As it’s almost Christmas and with lots of sales going on, more people will be shopping both online and in-person. It’s important that you are aware of hacking and fraud. In this article, I’ve shared some hints and tips on preventing fraud and being hacked online.
“Fraud remains a significant problem in the UK. A recent report concluded that online fraud
spiked during the pandemic with an estimated £2.3bn lost by customers in 2020.” Financial Times, July 2021
One of the types of fraud that you need to be aware of is identity fraud. This is where criminals steal your personal information and use your details to do things like:
- Open bank accounts.
- Get credit cards, loans and state benefits.
- Order goods in your name.
- Take over your existing accounts.
- Take out mobile phone contracts.
- Get genuine documents like passports and driving licences in your name.
Identity fraud can have a direct impact on your personal finances. It can make it difficult for you to get loans, credit cards or a mortgage.
To keep your personal information safe:
- Always protect your computers and mobile devices with a strong password and up-to-date antiviruses. For mobile apps, only download those which are reputable, from official stores found on your mobile devices such as Apple App Store or Google Play Store
- Keep documents, bank cards and cheque books in a safe place
- Report lost or stolen cards, passbooks or cheque books straight away
- Never share or give out personal details. Keep your account number, PIN, password, card reader passcode or one-time codes safe
- Choose to get online statements (go paperless), if possible
- Safely store or shred statements and receipts containing financial details
- Take care using social networking sites. Popular sites are targeted to harvest personal financial details so don’t share unnecessary personal details
- If you move home, redirect your mail to your new address
In addition to this, to prevent hacking, here are some tips and tricks as well as things to look out for when you’re navigating the web, to help protect yourself online.
Use a secure password:
- Always have a strong, secret password that can’t be easily guessed like your pet names or your address Make them long and mix numbers, letters, uppercase and lowercase
- Don’t share your password with anyone
- If you get hacked, change your password immediately
Lock your devices
- Put a passcode to prevent theft
- For your laptops or computer, always have a password and lock your computer when you are away
Don’t post personal information:
- Be mindful before your post anything on social media. For example, don’t let people know when you are going to be away otherwise criminals will know your property will be empty and vulnerable to break-ins
- Never put your address details, phone number or date of birth on a public website, forum or social network. If you have to fill in this information, make sure you change the settings to private as soon as you can
- For public forums, use a nickname to make sure you are anonymous
- No bank details should ever be shared online. If you need to share these with a family member, either phone or do an internet transfer
- Don’t respond to click links from an email from any organisation such as your bank or PayPal or shopping website.
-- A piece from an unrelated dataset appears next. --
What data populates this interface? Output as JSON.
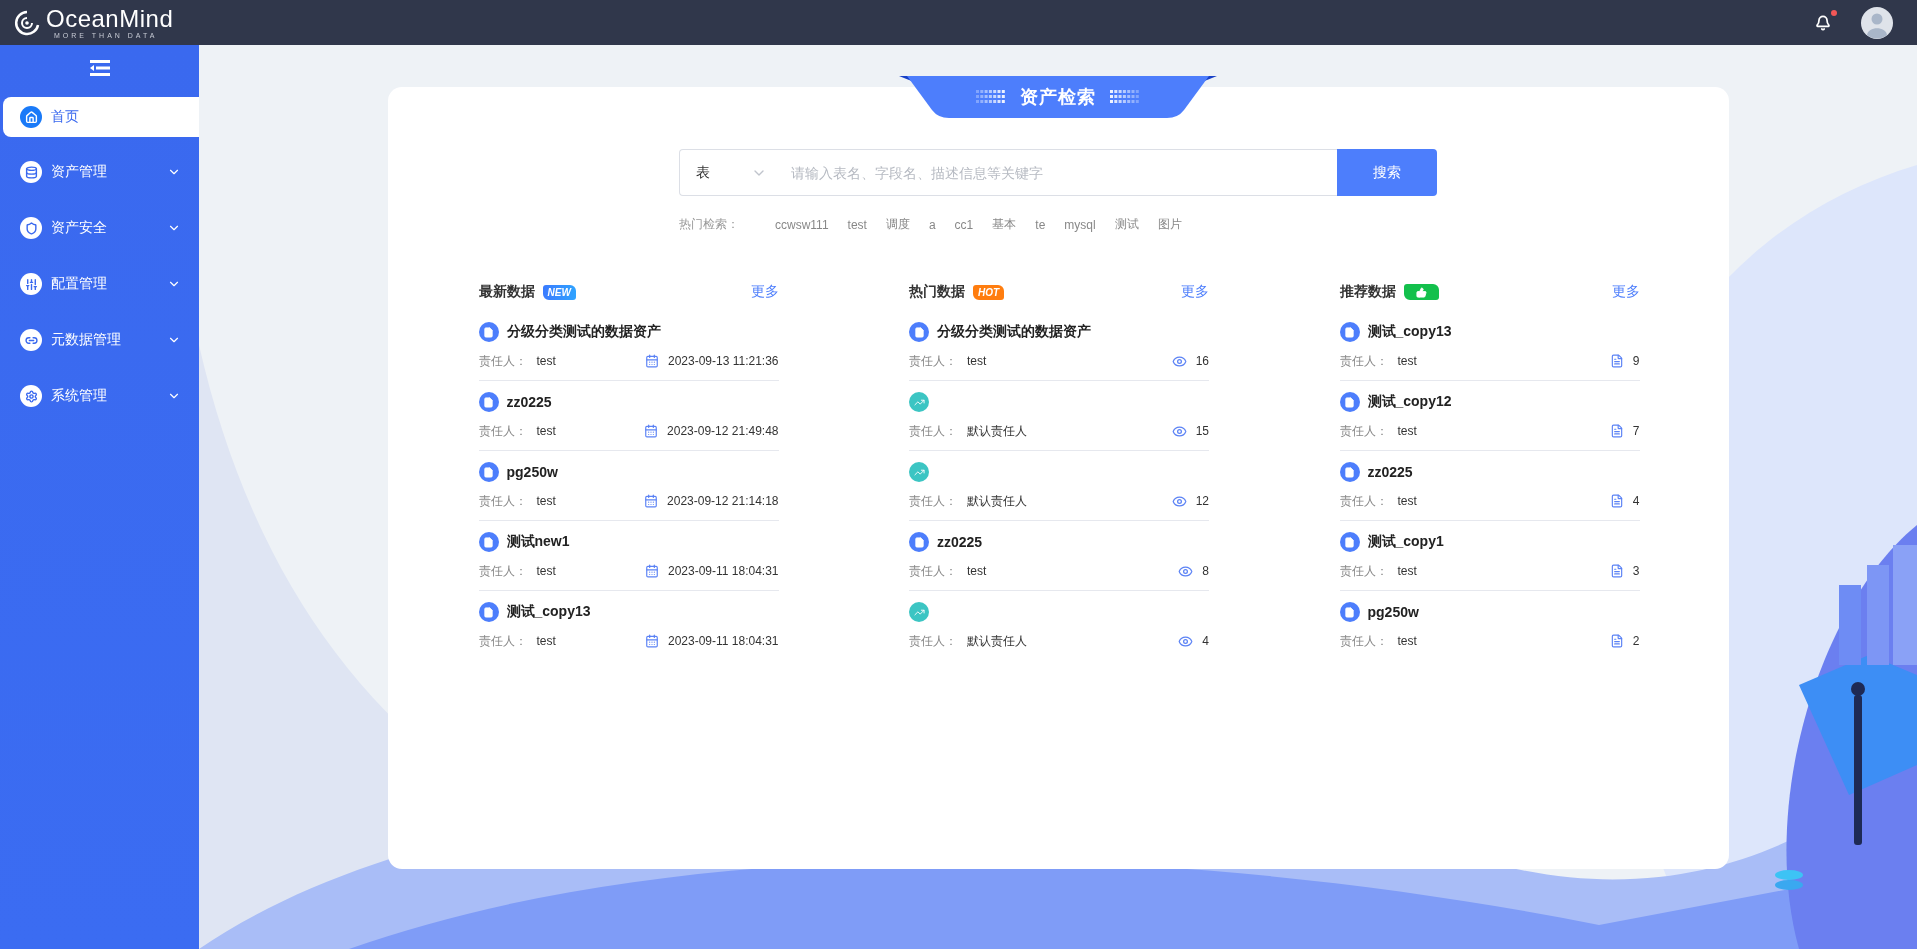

Always go onto the official site to update your details. If in doubt, call your bank to see if it’s genuine
- Don’t open email attachments from people you don’t know
- If you get an email from a friend asking for money, call your friend to check as their email may have been hacked
- Have a unique password for your home WiFi
- When internet banking, make sure you follow all the bank’s recommended safety procedures
- Always sign out of your accounts if you are using a work or public computer
- Be careful when you use a public WiFi network as it is less secure. You may want to avoid logging in to any website that needs a password
- Don’t reply to cyberbullies. Instead, ignore them, block them, and report abuse
Only shop on secure, trusted websites
- Make sure you have antivirus and firewall software installed on your computer
Be safe, shop wisely and say no to cybercrime.
By Mukesh Malhotra, Chair of Thamesbank Credit Union